• _Problem to solve_
Copy the listing below exactly, but skip the pictures.

• _Dataset content_
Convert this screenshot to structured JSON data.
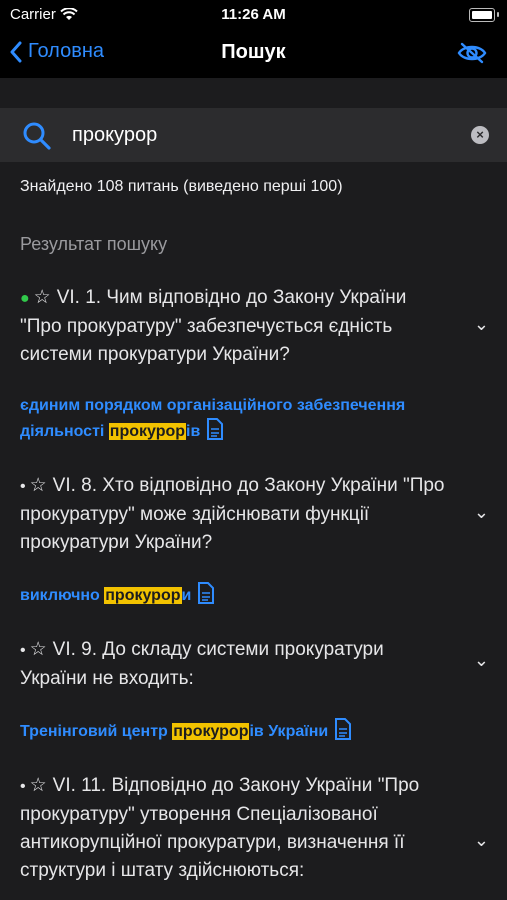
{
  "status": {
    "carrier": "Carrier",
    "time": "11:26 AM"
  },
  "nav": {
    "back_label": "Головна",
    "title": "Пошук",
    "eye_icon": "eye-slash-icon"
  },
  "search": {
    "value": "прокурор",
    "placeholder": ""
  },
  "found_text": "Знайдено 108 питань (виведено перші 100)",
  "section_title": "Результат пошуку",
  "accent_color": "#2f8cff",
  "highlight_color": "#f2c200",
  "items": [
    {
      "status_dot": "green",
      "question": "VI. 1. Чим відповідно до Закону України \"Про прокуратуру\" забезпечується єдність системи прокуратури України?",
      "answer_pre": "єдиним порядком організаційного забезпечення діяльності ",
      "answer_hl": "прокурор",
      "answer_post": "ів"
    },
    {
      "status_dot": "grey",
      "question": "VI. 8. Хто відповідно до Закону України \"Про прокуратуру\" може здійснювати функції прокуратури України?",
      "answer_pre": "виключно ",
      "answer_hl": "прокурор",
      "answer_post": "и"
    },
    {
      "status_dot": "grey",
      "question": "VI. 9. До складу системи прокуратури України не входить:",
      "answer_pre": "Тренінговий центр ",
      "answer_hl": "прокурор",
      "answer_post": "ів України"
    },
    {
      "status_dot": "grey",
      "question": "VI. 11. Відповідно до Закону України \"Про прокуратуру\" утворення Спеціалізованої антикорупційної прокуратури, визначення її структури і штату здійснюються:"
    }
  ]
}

• _Task answer_
Convert this screenshot to structured JSON data.
{
  "status": {
    "carrier": "Carrier",
    "time": "11:26 AM"
  },
  "nav": {
    "back_label": "Головна",
    "title": "Пошук",
    "eye_icon": "eye-slash-icon"
  },
  "search": {
    "value": "прокурор",
    "placeholder": ""
  },
  "found_text": "Знайдено 108 питань (виведено перші 100)",
  "section_title": "Результат пошуку",
  "accent_color": "#2f8cff",
  "highlight_color": "#f2c200",
  "items": [
    {
      "status_dot": "green",
      "question": "VI. 1. Чим відповідно до Закону України \"Про прокуратуру\" забезпечується єдність системи прокуратури України?",
      "answer_pre": "єдиним порядком організаційного забезпечення діяльності ",
      "answer_hl": "прокурор",
      "answer_post": "ів"
    },
    {
      "status_dot": "grey",
      "question": "VI. 8. Хто відповідно до Закону України \"Про прокуратуру\" може здійснювати функції прокуратури України?",
      "answer_pre": "виключно ",
      "answer_hl": "прокурор",
      "answer_post": "и"
    },
    {
      "status_dot": "grey",
      "question": "VI. 9. До складу системи прокуратури України не входить:",
      "answer_pre": "Тренінговий центр ",
      "answer_hl": "прокурор",
      "answer_post": "ів України"
    },
    {
      "status_dot": "grey",
      "question": "VI. 11. Відповідно до Закону України \"Про прокуратуру\" утворення Спеціалізованої антикорупційної прокуратури, визначення її структури і штату здійснюються:"
    }
  ]
}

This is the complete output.